TechRadar Pro: What are the top three things you learned last year?

Irfon Watkins: Firstly, you must act fast and fire fast. If you've hired wrong, for whatever reason, you need to move quickly to rectify it for the good of the individual, and the culture of the company as a whole.

Secondly, everything is up for grabs. Adtech is an exciting, fast-moving market to be in and still growing rapidly. There is plenty of space for new players to come in and make a success of it if they spot an opportunity – and plenty of access to financial support.

And finally, location doesn't matter. I now know you can build a fast growing, successful business from Bristol or wherever you need to – you don't have to be in Silicon Roundabout or another 'hub'.

TRP: What do you consider to be your biggest challenge for 2015?

IW: The biggest challenge we will have, and arguably the biggest challenge we faced last year as well, is the recruitment of suitable talent. It is a huge stumbling block for emerging companies like Coull. We are now at a stage where we're competing with the UK's top tech companies within a finite pool of talent, and that is naturally having an impact. This isn't helped by the current government's policies on immigration, which are incredibly restrictive.

TRP: Are there any other restraining factors in attracting the right talent?

IW: The types of expertise needed for programmatic advertising are completely different to those of traditional advertising. We're in the market for data scientists and mathematicians rather than copywriters, and there's a huge battle for that type of talent.

But that's only half the story, because you've also got to try and convince people with a degree in maths, for example, that there are real career opportunities for them in advertising. There's also another aspect in that programmatic has risen so rapidly that it's difficult to find people with the ready-made skillsets necessary, and skilling people up takes time.

TRP: What will be the single most important thing to happen in adtech during 2015?

IW: I think 2015 will be characterised by the continual increase in, and shifting of, advertising dollars from more traditional media to online. As part of this, the lines between mobile and desktop will continue to blur and marketers will need to view the mobile web for what it is – just another form of digital.

I think what we really need to see happen this year is more transparency around data. As the industry consolidates, adtech companies will need to be more honest about the inventory ad money is being spent on, and whether it actually delivers value back to advertisers. Those that don't will get found out.

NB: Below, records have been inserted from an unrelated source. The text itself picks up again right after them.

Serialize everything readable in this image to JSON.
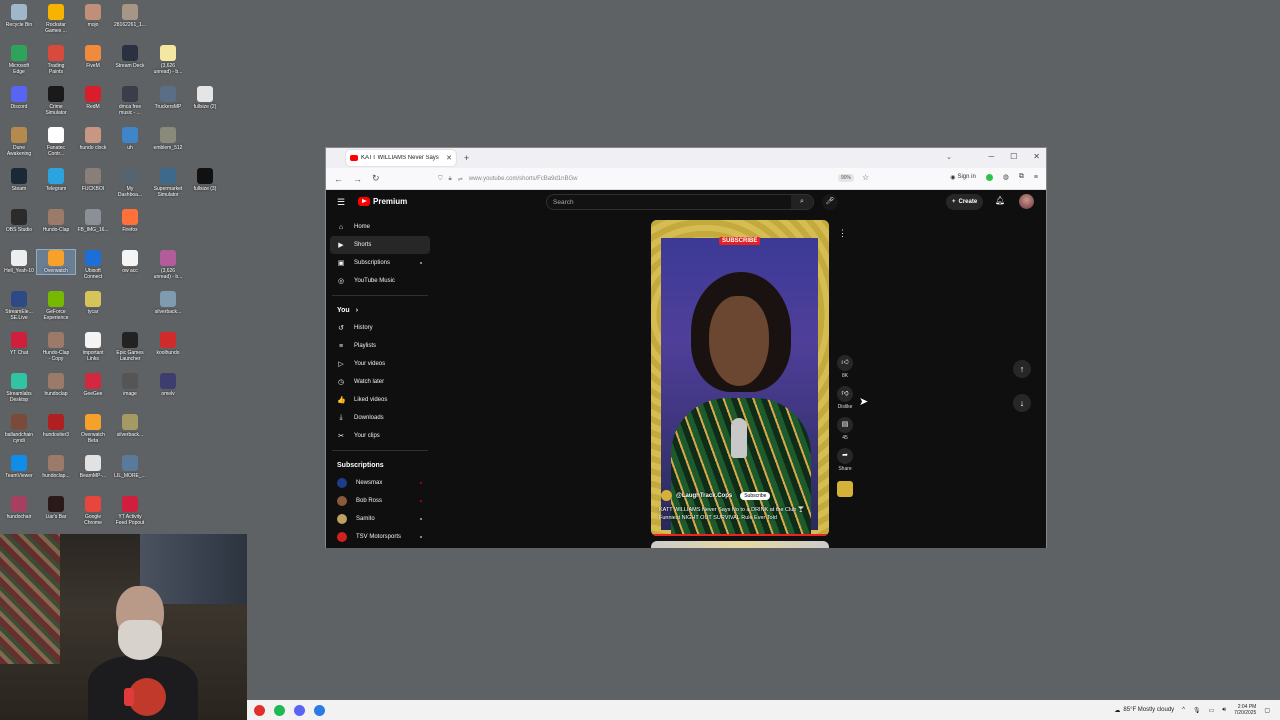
{
  "desktop": {
    "icons": [
      {
        "label": "Recycle Bin",
        "color": "#9fb7c9"
      },
      {
        "label": "Rockstar\nGames ...",
        "color": "#f6b300"
      },
      {
        "label": "mojo",
        "color": "#c08f7a"
      },
      {
        "label": "28162261_1...",
        "color": "#a79586"
      },
      {
        "label": "Microsoft\nEdge",
        "color": "#2fa35a"
      },
      {
        "label": "Trading\nPaints",
        "color": "#d74a3c"
      },
      {
        "label": "FiveM",
        "color": "#f08a3c"
      },
      {
        "label": "Stream Deck",
        "color": "#2b3140"
      },
      {
        "label": "(3,626\nunread) - b...",
        "color": "#f3e7a2"
      },
      {
        "label": "Discord",
        "color": "#5865f2"
      },
      {
        "label": "Crime\nSimulator",
        "color": "#1a1a1a"
      },
      {
        "label": "RedM",
        "color": "#d81e2a"
      },
      {
        "label": "dmca free\nmusic - ...",
        "color": "#3d3d49"
      },
      {
        "label": "TruckersMP",
        "color": "#5a6e86"
      },
      {
        "label": "fullsize (2)",
        "color": "#e5e5e5"
      },
      {
        "label": "Dune\nAwakening",
        "color": "#b48a4e"
      },
      {
        "label": "Fanatec\nContr...",
        "color": "#ffffff"
      },
      {
        "label": "hundo clock",
        "color": "#c89784"
      },
      {
        "label": "uh",
        "color": "#3f86c8"
      },
      {
        "label": "emblem_512",
        "color": "#8a8a7a"
      },
      {
        "label": "Steam",
        "color": "#1b2838"
      },
      {
        "label": "Telegram",
        "color": "#2aa3df"
      },
      {
        "label": "FUCKBOI",
        "color": "#8a7e79"
      },
      {
        "label": "My\nDashboa...",
        "color": "#566470"
      },
      {
        "label": "Supermarket\nSimulator",
        "color": "#3d6a8a"
      },
      {
        "label": "fullsize (3)",
        "color": "#111111"
      },
      {
        "label": "OBS Studio",
        "color": "#2b2b2b"
      },
      {
        "label": "Hundo-Clap",
        "color": "#9b7a6a"
      },
      {
        "label": "FB_IMG_16...",
        "color": "#8b8f96"
      },
      {
        "label": "Firefox",
        "color": "#ff7139"
      },
      {
        "label": "Hell_Yeah-10",
        "color": "#eeeeee"
      },
      {
        "label": "Overwatch",
        "color": "#f5a12c"
      },
      {
        "label": "Ubisoft\nConnect",
        "color": "#1e6ed8"
      },
      {
        "label": "ow acc",
        "color": "#f4f4f4"
      },
      {
        "label": "(3,626\nunread) - b...",
        "color": "#b35c9c"
      },
      {
        "label": "StreamEle...\nSE.Live",
        "color": "#2d4a86"
      },
      {
        "label": "GeForce\nExperience",
        "color": "#76b900"
      },
      {
        "label": "tycar",
        "color": "#d6c45a"
      },
      {
        "label": "silverback...",
        "color": "#7f9bb0"
      },
      {
        "label": "YT Chat",
        "color": "#d01f3c"
      },
      {
        "label": "Hundo-Clap\n- Copy",
        "color": "#9b7a6a"
      },
      {
        "label": "Important\nLinks",
        "color": "#f4f4f4"
      },
      {
        "label": "Epic Games\nLauncher",
        "color": "#222222"
      },
      {
        "label": "koolhundo",
        "color": "#d02a2a"
      },
      {
        "label": "Streamlabs\nDesktop",
        "color": "#31c3a2"
      },
      {
        "label": "hundoclap",
        "color": "#9b7a6a"
      },
      {
        "label": "GeeGee",
        "color": "#d22840"
      },
      {
        "label": "image",
        "color": "#555555"
      },
      {
        "label": "omelv",
        "color": "#3d3d70"
      },
      {
        "label": "ballandchain\ncyndi",
        "color": "#7a4a3a"
      },
      {
        "label": "hundostier3",
        "color": "#b02020"
      },
      {
        "label": "Overwatch\nBeta",
        "color": "#f5a12c"
      },
      {
        "label": "silverback...",
        "color": "#a39a64"
      },
      {
        "label": "TeamViewer",
        "color": "#0e8ee9"
      },
      {
        "label": "hundoclap...",
        "color": "#9b7a6a"
      },
      {
        "label": "BeamMP-...",
        "color": "#e2e2e2"
      },
      {
        "label": "LIL_MORE_...",
        "color": "#5a7a9a"
      },
      {
        "label": "hundochair",
        "color": "#a44060"
      },
      {
        "label": "Liar's Bar",
        "color": "#2a1a1a"
      },
      {
        "label": "Google\nChrome",
        "color": "#e8453c"
      },
      {
        "label": "YT Activity\nFeed Popout",
        "color": "#d01f3c"
      }
    ]
  },
  "browser": {
    "tab_title": "KATT WILLIAMS Never Says",
    "new_tab": "+",
    "url": "www.youtube.com/shorts/FcBa9d1nBGw",
    "zoom": "90%",
    "sign_in": "Sign in"
  },
  "youtube": {
    "brand": "Premium",
    "search_placeholder": "Search",
    "create_label": "Create",
    "nav": [
      {
        "label": "Home",
        "icon": "⌂"
      },
      {
        "label": "Shorts",
        "icon": "▶"
      },
      {
        "label": "Subscriptions",
        "icon": "▣"
      },
      {
        "label": "YouTube Music",
        "icon": "◎"
      }
    ],
    "you_header": "You",
    "you_items": [
      {
        "label": "History",
        "icon": "↺"
      },
      {
        "label": "Playlists",
        "icon": "≡"
      },
      {
        "label": "Your videos",
        "icon": "▷"
      },
      {
        "label": "Watch later",
        "icon": "◷"
      },
      {
        "label": "Liked videos",
        "icon": "👍"
      },
      {
        "label": "Downloads",
        "icon": "⤓"
      },
      {
        "label": "Your clips",
        "icon": "✂"
      }
    ],
    "subs_header": "Subscriptions",
    "subscriptions": [
      {
        "label": "Newsmax",
        "color": "#1c3d8a"
      },
      {
        "label": "Bob Ross",
        "color": "#8a5a3a"
      },
      {
        "label": "Samito",
        "color": "#c0a060"
      },
      {
        "label": "TSV Motorsports",
        "color": "#d02020"
      }
    ],
    "short": {
      "subscribe_badge": "SUBSCRIBE",
      "channel_handle": "@LaughTrack.Cops",
      "subscribe_button": "Subscribe",
      "caption": "KATT WILLIAMS Never Says No to a DRINK at the Club 🍸 Funniest NIGHT OUT SURVIVAL Rule Ever Told"
    },
    "actions": {
      "like_count": "8K",
      "dislike_label": "Dislike",
      "comment_count": "45",
      "share_label": "Share"
    }
  },
  "taskbar": {
    "apps": [
      {
        "name": "recording-app",
        "color": "#e0302a"
      },
      {
        "name": "spotify-app",
        "color": "#1db954"
      },
      {
        "name": "discord-app",
        "color": "#5865f2"
      },
      {
        "name": "browser-app",
        "color": "#2a7be4"
      }
    ],
    "weather": "85°F  Mostly cloudy",
    "time": "2:04 PM",
    "date": "7/20/2025"
  }
}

TRP: Do you think this lack of transparency could trigger tighter government regulation?

IW: Absolutely. I don't think the industry is doing a good job of policing the use of data, so I think there's a high possibility of government intervention and regulation within the next year or two as a result. I also strongly suspect Google will adopt a 'no-cookie' policy within the next 18 months, and there will be a lot of pressure on the government to intervene.

TRP: Last year, you said "programmatic can be problematic". Will that still be the case in 2015?

IW: Yes. There is still a lack of understanding around it and I can't see this changing hugely in the next 12 months. Expectations are being set too high and ultimately not being met as a result, which is prohibiting wider take up. Some tech vendors out there are happy with this as they can make a lot of money in the short-term, but they will eventually be found out.

Desire Athow

Managing Editor, TechRadar Pro

Désiré has been musing and writing about technology during a career spanning four decades. He dabbled in website building and web hosting when DHTML and frames were en vogue and started writing about the impact of technology on society just before the start of the Y2K hysteria at the turn of the last millennium. Then followed a weekly tech column in a local business magazine in Mauritius, a late night tech radio programme called Clicplus and a freelancing gig at the now-defunct, Theinquirer, with the legendary Mike Magee as mentor. Following an eight-year stint at where he discovered the joys of global techfests, Désiré now heads up TechRadar Pro. He has an affinity for anything hardware and staunchly refuses to stop writing reviews of obscure products or cover niche B2B software-as-a-service providers.